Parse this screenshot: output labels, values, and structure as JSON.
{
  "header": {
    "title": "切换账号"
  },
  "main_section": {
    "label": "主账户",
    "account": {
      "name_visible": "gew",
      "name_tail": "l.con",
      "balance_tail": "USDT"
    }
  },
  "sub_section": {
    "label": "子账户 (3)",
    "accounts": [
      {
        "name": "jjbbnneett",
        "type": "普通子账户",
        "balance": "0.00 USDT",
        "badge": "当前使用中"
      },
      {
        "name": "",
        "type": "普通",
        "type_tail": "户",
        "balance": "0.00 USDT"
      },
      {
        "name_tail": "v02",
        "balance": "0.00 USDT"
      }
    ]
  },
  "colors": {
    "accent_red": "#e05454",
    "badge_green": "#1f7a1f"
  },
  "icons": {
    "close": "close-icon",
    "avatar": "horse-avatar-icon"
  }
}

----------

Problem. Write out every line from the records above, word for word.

Output.
Parse this screenshot: output labels, values, and structure as JSON.
{
  "header": {
    "title": "切换账号"
  },
  "main_section": {
    "label": "主账户",
    "account": {
      "name_visible": "gew",
      "name_tail": "l.con",
      "balance_tail": "USDT"
    }
  },
  "sub_section": {
    "label": "子账户 (3)",
    "accounts": [
      {
        "name": "jjbbnneett",
        "type": "普通子账户",
        "balance": "0.00 USDT",
        "badge": "当前使用中"
      },
      {
        "name": "",
        "type": "普通",
        "type_tail": "户",
        "balance": "0.00 USDT"
      },
      {
        "name_tail": "v02",
        "balance": "0.00 USDT"
      }
    ]
  },
  "colors": {
    "accent_red": "#e05454",
    "badge_green": "#1f7a1f"
  },
  "icons": {
    "close": "close-icon",
    "avatar": "horse-avatar-icon"
  }
}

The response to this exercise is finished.